- Feb 28, 2009
Early Extra-Biblical Sources Affirming Paul's Apostleship
If Paul was not a true Apostle then we would not expect to find numerous instances of the earliest extra-biblical writers (who were often students of the original Apostles) affirming Paul’s apostleship and viewing his writings as Scripture. If Paul was not a true Apostle, but was instead a false usurper, we would expect at least some evidence from the 1st century followers of Jesus and the Apostles to state their case in opposing Paul relegating him to the status of imposter. However, the earliest evidence is conclusive in affirming Paul’s reliability.
Ignatius of Antioch (A.D. 35-110)
Ignatius of Antioch was a 1st century pupil of the original Apostles.(23) This is important because if Paul was a false teacher and usurper, Ignatius, being a follower of the Apostles and their Gospel (he often quoted the Gospels of Matthew and John as well), would have pointed out Paul’s supposed theological errors or commented on Paul being a supposed false Apostle. However, this 1st century martyr Bishop offers early data in support of Paul's
association with the other Apostles as well as Paul’s rightful authority in the church. ....
Polycarp of Smyrna (A.D. 69-155)
Polycarp was a 1st century Bishop like Ignatius. He was also a student or pupil of John and the other Apostles. We know this from his writings as well as his contemporary who knew him, Irenaeus (A.D. ?-202). We also know this from Tertullian (A.D. 160-220). Polycarp’s contemporary Irenaeus makes mention of the fact that Polycarp was a Pupil of John and a Pupil of the Apostles being appointed Bishop of the church in Smyrna by the Apostles themselves. Irenaeus also mentions that Polycarp was a martyr for the Christian faith:
Clement of Rome (A.D. ?-101)
Clement of Rome was a 1st century Christian secretary of the church at Rome responsible for correspondence with other churches.(27) There is also evidence to suggest that he was a prominent presbyter of the Roman church. Some believe he was the “fellow worker” Paul mentioned in Philippians 4:3. In his work Against Heresieschapter 3, book 3, section 3 Irenaeus, the 2nd century early writer, notes that Clement of Rome knew the original Apostles:
"...after him, in the third place from the apostles, Clement was allotted the bishopric.
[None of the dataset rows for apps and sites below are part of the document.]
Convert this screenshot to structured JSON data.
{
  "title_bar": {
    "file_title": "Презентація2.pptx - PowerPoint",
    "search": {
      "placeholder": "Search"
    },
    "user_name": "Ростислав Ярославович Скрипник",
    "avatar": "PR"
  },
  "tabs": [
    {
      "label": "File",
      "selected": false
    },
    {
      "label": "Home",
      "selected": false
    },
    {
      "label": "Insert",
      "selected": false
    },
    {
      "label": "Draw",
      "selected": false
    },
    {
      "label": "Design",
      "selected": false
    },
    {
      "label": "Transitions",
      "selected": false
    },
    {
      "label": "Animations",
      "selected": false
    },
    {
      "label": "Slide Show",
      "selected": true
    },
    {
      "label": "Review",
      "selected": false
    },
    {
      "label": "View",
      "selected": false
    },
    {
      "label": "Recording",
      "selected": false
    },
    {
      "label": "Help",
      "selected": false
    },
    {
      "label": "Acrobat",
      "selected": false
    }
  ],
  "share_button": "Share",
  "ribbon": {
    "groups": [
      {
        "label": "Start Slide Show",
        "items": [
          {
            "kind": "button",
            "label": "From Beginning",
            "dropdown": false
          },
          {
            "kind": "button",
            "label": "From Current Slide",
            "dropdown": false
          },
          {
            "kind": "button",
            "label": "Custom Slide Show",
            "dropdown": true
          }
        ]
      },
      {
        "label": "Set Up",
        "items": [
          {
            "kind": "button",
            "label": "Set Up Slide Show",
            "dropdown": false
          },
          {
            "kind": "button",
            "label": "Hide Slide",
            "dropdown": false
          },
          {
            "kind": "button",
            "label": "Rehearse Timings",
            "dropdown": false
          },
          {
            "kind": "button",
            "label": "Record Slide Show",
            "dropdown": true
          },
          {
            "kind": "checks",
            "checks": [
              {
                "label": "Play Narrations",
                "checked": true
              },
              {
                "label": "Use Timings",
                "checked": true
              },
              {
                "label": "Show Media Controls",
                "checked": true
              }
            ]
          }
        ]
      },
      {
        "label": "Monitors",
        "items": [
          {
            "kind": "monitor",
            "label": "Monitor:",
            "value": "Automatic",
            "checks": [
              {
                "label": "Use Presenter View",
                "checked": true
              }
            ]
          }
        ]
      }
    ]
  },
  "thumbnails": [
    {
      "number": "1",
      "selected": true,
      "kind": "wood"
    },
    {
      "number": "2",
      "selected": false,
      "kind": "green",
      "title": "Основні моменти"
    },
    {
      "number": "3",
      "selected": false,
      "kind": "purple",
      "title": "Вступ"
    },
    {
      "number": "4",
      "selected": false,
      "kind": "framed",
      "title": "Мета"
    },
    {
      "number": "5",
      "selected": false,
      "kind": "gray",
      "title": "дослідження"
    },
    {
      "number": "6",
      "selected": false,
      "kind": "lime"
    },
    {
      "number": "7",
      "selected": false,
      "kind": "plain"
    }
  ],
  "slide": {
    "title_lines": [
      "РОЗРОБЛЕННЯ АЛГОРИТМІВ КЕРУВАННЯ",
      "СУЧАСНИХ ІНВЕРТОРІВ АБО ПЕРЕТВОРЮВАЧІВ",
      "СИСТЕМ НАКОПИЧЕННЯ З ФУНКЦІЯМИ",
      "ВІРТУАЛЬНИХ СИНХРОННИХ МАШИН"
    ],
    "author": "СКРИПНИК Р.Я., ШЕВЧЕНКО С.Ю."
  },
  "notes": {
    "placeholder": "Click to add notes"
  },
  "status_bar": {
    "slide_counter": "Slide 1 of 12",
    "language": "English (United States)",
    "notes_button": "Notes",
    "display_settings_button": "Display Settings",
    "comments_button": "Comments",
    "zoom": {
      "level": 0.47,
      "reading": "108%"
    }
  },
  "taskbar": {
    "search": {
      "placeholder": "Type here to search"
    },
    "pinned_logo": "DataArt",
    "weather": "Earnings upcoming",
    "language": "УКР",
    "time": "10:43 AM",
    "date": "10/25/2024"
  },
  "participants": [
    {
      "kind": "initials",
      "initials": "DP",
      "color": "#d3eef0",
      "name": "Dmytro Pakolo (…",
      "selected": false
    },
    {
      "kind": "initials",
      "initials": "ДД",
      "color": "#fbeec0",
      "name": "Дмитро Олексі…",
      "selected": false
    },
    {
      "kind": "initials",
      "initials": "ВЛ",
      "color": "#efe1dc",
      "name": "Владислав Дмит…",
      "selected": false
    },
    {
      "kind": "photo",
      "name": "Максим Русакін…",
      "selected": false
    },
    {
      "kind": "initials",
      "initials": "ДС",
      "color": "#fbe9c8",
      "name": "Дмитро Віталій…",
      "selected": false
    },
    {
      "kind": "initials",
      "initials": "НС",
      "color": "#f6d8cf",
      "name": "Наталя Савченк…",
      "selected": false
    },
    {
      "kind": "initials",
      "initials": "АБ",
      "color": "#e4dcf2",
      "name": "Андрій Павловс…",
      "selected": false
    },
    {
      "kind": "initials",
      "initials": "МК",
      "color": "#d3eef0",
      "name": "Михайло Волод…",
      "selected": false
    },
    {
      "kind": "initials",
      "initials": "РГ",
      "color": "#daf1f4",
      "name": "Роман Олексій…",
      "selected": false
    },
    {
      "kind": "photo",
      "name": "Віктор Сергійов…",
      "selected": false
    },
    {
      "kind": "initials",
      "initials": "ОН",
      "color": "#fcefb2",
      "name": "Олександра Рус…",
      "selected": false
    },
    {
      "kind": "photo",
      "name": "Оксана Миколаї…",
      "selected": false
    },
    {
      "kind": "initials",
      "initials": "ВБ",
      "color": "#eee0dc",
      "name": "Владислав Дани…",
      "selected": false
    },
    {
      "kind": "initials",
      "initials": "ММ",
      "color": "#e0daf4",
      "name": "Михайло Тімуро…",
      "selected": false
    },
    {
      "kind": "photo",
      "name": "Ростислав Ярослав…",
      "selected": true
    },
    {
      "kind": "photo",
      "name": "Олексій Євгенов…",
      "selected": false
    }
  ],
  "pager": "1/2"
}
This man, as he had seen the blessed apostles, and had been conversant with them, might be said to have the preaching of the apostlesstill echoing [in his ears], and their traditions before his eyes. Nor was he alone [in this], for there were many still remaining who had received instructions from the apostles."
In his letter The First Epistle of Clementalso known as First Epistle to the Corinthians written in A.D. 96 Clement states the following about Paul:
“Owing to envy, Paul also obtained the reward of patient endurance, after being seven times thrown into captivity, compelled to flee,and stoned. After preaching both in the east and west, he gained the illustrious reputation due to his faith, having taught righteousness to the whole world, and come to the extreme limit of the west, and suffered martyrdom under the prefects. Thus was he removed from the world, and went into the holy place, having proved himself a striking example of patience.”(28)
“Take up the epistle of the blessed Apostle Paul. What did he write to you at the time when the gospel first began to be preached? Truly, under the inspiration of the Spirit, he wrote to you concerning himself, and Cephas, and Apollos, because even then parties had been formed among you.”(29)